The Environmental Protection Agency is ready to spend $19 million to cleanup 30 years of toxins found on a Wall Township site traced to a pair of former dry cleaners, the agency announced.
The EPA has proposed a plan to clean up contaminated soil and groundwater at the White Swan/Sun Cleaners Superfund site in the area of Sea Girt Avenue.
The area was added to the national Superfund list – marking it as one of the most toxic sites in the country -- in 2004 because of chemicals found in the soil and ground water. The EPA has identified contamination extending eastward toward the Atlantic Ocean about a mile wide and two miles long, the agency says.
The former White Swan Cleaners on Sea Girt Avenue and the former Sun Cleaners on the Manasquan Circle operated between 1960 and 1991 and are responsible for releasing decades worth of harmful chemicals in the area, which includes commercial and residential properties in Wall, Manasquan and Sea Girt, the agency says.
“This is an astonishing toxic legacy that the EPA is addressing." EPA Regional Administrator Judith A. Enck said in a release. “Thirty years of operation by local dry cleaning companies have left a toxic contamination that will cost $19 million to address.”

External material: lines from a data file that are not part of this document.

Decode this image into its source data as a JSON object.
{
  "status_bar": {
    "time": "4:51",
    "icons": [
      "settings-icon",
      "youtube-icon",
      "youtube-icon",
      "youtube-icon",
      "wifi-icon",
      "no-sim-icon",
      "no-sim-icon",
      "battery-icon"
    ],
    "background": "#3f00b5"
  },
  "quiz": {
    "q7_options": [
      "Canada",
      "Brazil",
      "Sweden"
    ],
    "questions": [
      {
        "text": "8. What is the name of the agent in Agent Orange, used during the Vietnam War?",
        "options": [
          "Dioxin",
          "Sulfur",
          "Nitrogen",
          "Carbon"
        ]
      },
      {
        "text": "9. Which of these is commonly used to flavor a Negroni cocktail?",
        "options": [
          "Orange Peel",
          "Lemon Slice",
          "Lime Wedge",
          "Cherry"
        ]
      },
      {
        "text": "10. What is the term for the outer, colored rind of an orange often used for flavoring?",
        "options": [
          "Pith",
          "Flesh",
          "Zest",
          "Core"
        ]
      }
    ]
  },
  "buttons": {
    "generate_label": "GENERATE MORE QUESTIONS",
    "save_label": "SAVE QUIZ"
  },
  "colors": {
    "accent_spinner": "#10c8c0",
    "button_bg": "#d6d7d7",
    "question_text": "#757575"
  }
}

The EPA has scheduled a public meeting to discuss their cleanup plans on Tuesday, Aug. 27 at Wall Township’s municipal hall, 2700 Allaire Road. It’s set to begin at 7 p.m.
The contamination was discovered in 1997 when a resident of Magnolia Avenue in Wall reported to the Monmouth County Health Department high levels of contamination discovered in three private irrigation wells during testing in 1990. The county health department confirmed the contamination and tested four others, finding contamination there as well, according to agency documents.
Soil samples at the two dry cleaners traced the source of the contamination there.
During testing of the two cleaners’ sites, the DEP determined that the air quality of the surrounding area might also be compromised and it began, 1999, to test the air in residences and commercial buildings, DEP documents say.
The agency took 300 air samples from 220 buildings and determined that 27 buildings – 24 homes and 3 businesses – contained air contamination that “pose a lifetime cancer risk.’’ Ventilation systems have been set up in those buildings, the DEP says.
Ground water contamination was found in a Sea Girt municipal well during testing in 1999 and 2000. Contamination was found each time the well was tested. The well served about 1,170 at the time.
Drinking water within the Superfund site’s four-mile radius is obtained from public and private wells screened through the Kirkwood-Cohansey Aquifer System, the water system the DEP calls the “aquifer of concern.”
New Jersey has 113 Superfund sites, more than any state in the country, according to the DEP.
The Bank of America is the current owner of the former White Swan property. The investigation and study of cleanup alternatives was paid for and performed by Bank of America, the EPA says.